#### Data items
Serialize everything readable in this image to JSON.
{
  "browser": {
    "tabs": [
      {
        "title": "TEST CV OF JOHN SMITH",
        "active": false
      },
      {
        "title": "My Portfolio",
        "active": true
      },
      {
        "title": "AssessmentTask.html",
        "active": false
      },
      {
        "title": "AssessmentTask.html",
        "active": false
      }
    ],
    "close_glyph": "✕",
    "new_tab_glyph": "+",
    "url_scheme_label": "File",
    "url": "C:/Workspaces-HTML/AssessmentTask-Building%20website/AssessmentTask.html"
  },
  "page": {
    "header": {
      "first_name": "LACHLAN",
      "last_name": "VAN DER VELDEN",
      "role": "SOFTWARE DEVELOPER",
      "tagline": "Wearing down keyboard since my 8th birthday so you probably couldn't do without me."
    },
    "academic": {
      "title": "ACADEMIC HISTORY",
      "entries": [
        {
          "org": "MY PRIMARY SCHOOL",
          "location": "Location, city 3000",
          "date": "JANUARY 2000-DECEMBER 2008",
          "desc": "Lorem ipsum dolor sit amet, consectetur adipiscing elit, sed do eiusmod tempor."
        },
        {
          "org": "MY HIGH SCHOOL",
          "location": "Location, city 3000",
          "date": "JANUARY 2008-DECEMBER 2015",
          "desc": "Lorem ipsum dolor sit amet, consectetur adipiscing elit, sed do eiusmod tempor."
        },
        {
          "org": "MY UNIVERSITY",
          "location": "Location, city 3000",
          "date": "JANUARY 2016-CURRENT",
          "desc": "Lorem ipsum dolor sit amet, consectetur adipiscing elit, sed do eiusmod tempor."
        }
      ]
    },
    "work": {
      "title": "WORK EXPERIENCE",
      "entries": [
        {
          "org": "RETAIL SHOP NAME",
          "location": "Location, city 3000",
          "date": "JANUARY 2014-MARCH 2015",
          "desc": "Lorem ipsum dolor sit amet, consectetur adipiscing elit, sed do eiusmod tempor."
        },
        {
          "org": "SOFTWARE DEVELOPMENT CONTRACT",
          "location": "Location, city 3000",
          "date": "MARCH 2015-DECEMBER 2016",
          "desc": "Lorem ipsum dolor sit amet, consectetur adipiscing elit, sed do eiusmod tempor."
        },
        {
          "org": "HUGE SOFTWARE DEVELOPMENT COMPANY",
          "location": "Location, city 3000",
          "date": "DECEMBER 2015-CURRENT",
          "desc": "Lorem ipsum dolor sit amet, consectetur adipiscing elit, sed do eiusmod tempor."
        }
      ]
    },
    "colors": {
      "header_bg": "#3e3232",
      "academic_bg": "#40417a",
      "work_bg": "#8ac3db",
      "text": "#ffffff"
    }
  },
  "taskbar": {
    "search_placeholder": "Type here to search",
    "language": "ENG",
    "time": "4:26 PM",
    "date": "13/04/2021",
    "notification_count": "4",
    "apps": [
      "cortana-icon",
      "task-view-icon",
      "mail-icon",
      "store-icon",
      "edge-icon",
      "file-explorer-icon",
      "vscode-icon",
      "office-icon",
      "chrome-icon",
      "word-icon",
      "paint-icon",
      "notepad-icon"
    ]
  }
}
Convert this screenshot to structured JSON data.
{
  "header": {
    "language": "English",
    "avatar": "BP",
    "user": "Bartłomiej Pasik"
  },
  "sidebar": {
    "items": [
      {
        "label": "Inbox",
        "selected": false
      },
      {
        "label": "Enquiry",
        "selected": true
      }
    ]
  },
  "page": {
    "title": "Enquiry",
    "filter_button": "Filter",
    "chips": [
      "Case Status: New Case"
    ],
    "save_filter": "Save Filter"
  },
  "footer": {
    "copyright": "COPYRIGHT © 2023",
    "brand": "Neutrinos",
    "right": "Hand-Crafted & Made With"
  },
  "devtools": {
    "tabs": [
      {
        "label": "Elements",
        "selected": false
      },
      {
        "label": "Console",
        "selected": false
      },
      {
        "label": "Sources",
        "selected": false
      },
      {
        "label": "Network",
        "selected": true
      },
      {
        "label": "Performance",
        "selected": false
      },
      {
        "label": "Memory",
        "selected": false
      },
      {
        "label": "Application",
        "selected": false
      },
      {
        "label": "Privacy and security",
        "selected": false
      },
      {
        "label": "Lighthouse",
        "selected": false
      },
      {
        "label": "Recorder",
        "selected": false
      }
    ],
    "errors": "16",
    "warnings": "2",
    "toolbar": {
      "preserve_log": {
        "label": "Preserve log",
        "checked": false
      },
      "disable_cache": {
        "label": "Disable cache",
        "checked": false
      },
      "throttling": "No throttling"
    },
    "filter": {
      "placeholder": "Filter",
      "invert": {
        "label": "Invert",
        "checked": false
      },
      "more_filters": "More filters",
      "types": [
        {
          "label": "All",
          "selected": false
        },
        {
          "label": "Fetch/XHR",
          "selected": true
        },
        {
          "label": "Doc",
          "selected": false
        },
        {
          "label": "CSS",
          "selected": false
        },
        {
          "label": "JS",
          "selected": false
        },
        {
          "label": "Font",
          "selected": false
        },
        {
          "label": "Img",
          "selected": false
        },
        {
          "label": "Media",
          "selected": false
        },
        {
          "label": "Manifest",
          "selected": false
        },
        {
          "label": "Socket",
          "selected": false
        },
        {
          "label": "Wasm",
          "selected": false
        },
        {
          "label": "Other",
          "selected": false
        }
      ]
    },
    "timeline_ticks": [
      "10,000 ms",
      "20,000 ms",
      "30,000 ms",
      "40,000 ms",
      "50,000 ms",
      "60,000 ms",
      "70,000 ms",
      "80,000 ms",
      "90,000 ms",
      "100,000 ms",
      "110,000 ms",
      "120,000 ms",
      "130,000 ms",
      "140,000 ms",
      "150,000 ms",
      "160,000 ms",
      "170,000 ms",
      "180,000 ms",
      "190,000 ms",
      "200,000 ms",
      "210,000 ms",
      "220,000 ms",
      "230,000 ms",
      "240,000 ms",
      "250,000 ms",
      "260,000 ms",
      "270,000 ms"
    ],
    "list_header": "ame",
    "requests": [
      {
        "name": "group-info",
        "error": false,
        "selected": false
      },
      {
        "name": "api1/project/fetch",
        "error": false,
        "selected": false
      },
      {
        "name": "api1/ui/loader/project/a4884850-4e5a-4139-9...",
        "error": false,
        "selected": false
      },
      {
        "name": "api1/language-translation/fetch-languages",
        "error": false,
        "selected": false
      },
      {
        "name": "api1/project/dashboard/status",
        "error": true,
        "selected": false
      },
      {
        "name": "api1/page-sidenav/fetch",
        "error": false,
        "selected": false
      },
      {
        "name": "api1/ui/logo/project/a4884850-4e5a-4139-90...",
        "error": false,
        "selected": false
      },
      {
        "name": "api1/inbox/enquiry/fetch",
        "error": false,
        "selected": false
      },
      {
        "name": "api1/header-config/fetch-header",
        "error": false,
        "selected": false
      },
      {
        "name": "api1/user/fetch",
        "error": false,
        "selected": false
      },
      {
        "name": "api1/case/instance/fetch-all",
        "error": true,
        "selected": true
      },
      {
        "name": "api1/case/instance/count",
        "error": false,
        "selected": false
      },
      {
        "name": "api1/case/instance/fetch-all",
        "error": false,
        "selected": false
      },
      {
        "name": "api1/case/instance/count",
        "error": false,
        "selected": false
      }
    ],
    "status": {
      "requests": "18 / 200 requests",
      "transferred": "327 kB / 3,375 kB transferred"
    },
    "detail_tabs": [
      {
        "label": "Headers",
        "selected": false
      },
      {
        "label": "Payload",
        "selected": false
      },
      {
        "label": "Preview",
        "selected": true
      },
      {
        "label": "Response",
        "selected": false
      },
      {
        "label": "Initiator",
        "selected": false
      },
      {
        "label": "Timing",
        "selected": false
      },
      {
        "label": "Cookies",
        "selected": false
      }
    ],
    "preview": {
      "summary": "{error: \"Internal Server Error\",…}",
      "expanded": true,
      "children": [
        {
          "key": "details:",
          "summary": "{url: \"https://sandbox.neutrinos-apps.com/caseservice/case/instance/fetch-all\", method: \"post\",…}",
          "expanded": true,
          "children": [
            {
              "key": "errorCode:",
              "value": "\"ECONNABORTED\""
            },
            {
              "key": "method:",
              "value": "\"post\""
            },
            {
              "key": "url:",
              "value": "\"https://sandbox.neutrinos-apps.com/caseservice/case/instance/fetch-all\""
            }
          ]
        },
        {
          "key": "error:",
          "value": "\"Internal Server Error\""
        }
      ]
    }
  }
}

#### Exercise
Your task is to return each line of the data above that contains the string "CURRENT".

#### Result of the task
          "date": "JANUARY 2016-CURRENT",
          "date": "DECEMBER 2015-CURRENT",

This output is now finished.